Hank is no stranger to sacrifice, having set aside his own ambitions to take care of his family. One thing he won’t forsake is his pride, which Cat already wounded once. But when the maddening beauty’s reckless behavior forces him to rush to her rescue, he sets in motion a series of events that leads Cat to make a business proposal granting him his dream job.
When Cat and Hank mix business with pleasure, promises and secrets unravel, and each must decide if and what they’ll surrender for love.

The superficial life where only image matters is the one that Cat St. James knows and has lived. Now faced with a dying career and a medical diagnosis that renders her infertile, she’s desperate to find a new distraction to take her away from that new reality.

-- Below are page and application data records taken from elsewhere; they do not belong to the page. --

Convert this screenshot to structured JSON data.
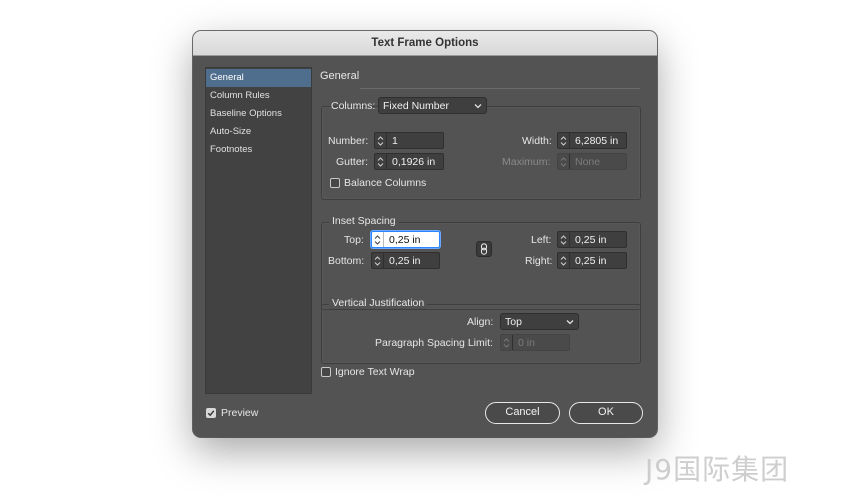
{
  "window": {
    "title": "Text Frame Options"
  },
  "sidebar": {
    "items": [
      {
        "label": "General",
        "selected": true
      },
      {
        "label": "Column Rules",
        "selected": false
      },
      {
        "label": "Baseline Options",
        "selected": false
      },
      {
        "label": "Auto-Size",
        "selected": false
      },
      {
        "label": "Footnotes",
        "selected": false
      }
    ]
  },
  "main": {
    "section_title": "General",
    "columns": {
      "label": "Columns:",
      "select_value": "Fixed Number",
      "number_label": "Number:",
      "number_value": "1",
      "gutter_label": "Gutter:",
      "gutter_value": "0,1926 in",
      "width_label": "Width:",
      "width_value": "6,2805 in",
      "maximum_label": "Maximum:",
      "maximum_value": "None",
      "balance_label": "Balance Columns",
      "balance_checked": false
    },
    "inset_spacing": {
      "title": "Inset Spacing",
      "top_label": "Top:",
      "top_value": "0,25 in",
      "bottom_label": "Bottom:",
      "bottom_value": "0,25 in",
      "left_label": "Left:",
      "left_value": "0,25 in",
      "right_label": "Right:",
      "right_value": "0,25 in"
    },
    "vertical_justification": {
      "title": "Vertical Justification",
      "align_label": "Align:",
      "align_value": "Top",
      "spacing_limit_label": "Paragraph Spacing Limit:",
      "spacing_limit_value": "0 in"
    },
    "ignore_wrap_label": "Ignore Text Wrap",
    "ignore_wrap_checked": false
  },
  "footer": {
    "preview_label": "Preview",
    "preview_checked": true,
    "cancel_label": "Cancel",
    "ok_label": "OK"
  },
  "watermark": "J9国际集团",
  "colors": {
    "dialog_bg": "#535353",
    "selection": "#4f6d8c",
    "focus": "#2c86ff"
  }
}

Setting Hank Mitchell in her sights for a proposition he can’t possibly refuse, she throws everything into it, but Hank, already wary about being brushed off, wonders if he can trust her when all she’d done is to let him down and keep him out.

Family drama abounds (yet again) in this series – which is almost akin to watching a hyped-up version of a soap opera. ‘Worth the Trouble’ succeeds on the strength of Jamie Beck’s writing that succinctly carves open the yearnings of the human heart, but even that can’t draw my sympathies for the entire St. James family whose behaviour kept me cringing and shaking my head. In the maelstrom of revelations, I could only feel sorry for Hank the outsider, who was simply torn by his loyalties through no fault of his own. Having his innate kindness and compassion flung in his face by different members of the St. James family wasn’t what he deserved – Cat included, whose hypocritical and selfish actions were meant to protecting her own secrets and her barricaded heart at the expense of Hank’s sacrifices.

Overall, that great deal of feeling and emotion that a pairing should invoke wasn’t quite present for me, but I’ll admit I’m curious enough to read more of Jackson St. James’s book when it appears.